Dataset excerpts
^^^^^^^^^^^^^^^^

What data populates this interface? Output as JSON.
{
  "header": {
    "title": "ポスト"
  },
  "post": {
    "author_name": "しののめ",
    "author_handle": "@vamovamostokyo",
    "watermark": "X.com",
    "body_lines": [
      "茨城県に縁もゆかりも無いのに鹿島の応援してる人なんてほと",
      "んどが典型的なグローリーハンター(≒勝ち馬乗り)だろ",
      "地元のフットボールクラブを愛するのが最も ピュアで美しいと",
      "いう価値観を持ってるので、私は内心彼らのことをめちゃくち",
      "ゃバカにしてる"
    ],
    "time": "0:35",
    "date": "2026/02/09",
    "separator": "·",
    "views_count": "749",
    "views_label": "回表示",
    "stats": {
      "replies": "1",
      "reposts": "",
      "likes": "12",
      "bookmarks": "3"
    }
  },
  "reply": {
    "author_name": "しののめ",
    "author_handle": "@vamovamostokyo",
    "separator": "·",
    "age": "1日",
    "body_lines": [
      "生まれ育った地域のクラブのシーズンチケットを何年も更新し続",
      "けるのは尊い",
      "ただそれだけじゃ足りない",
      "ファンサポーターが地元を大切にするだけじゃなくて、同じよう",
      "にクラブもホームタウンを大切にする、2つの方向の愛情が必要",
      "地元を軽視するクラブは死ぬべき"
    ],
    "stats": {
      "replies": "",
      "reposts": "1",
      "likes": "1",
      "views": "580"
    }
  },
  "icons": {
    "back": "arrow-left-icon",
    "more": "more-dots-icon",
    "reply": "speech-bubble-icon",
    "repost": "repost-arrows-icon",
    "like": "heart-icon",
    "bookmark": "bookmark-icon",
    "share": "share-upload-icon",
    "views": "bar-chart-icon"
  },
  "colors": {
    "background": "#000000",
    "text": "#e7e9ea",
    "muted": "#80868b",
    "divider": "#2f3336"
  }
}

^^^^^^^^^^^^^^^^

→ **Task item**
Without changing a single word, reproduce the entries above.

→ **Written response**
What data populates this interface? Output as JSON.
{
  "header": {
    "title": "ポスト"
  },
  "post": {
    "author_name": "しののめ",
    "author_handle": "@vamovamostokyo",
    "watermark": "X.com",
    "body_lines": [
      "茨城県に縁もゆかりも無いのに鹿島の応援してる人なんてほと",
      "んどが典型的なグローリーハンター(≒勝ち馬乗り)だろ",
      "地元のフットボールクラブを愛するのが最も ピュアで美しいと",
      "いう価値観を持ってるので、私は内心彼らのことをめちゃくち",
      "ゃバカにしてる"
    ],
    "time": "0:35",
    "date": "2026/02/09",
    "separator": "·",
    "views_count": "749",
    "views_label": "回表示",
    "stats": {
      "replies": "1",
      "reposts": "",
      "likes": "12",
      "bookmarks": "3"
    }
  },
  "reply": {
    "author_name": "しののめ",
    "author_handle": "@vamovamostokyo",
    "separator": "·",
    "age": "1日",
    "body_lines": [
      "生まれ育った地域のクラブのシーズンチケットを何年も更新し続",
      "けるのは尊い",
      "ただそれだけじゃ足りない",
      "ファンサポーターが地元を大切にするだけじゃなくて、同じよう",
      "にクラブもホームタウンを大切にする、2つの方向の愛情が必要",
      "地元を軽視するクラブは死ぬべき"
    ],
    "stats": {
      "replies": "",
      "reposts": "1",
      "likes": "1",
      "views": "580"
    }
  },
  "icons": {
    "back": "arrow-left-icon",
    "more": "more-dots-icon",
    "reply": "speech-bubble-icon",
    "repost": "repost-arrows-icon",
    "like": "heart-icon",
    "bookmark": "bookmark-icon",
    "share": "share-upload-icon",
    "views": "bar-chart-icon"
  },
  "colors": {
    "background": "#000000",
    "text": "#e7e9ea",
    "muted": "#80868b",
    "divider": "#2f3336"
  }
}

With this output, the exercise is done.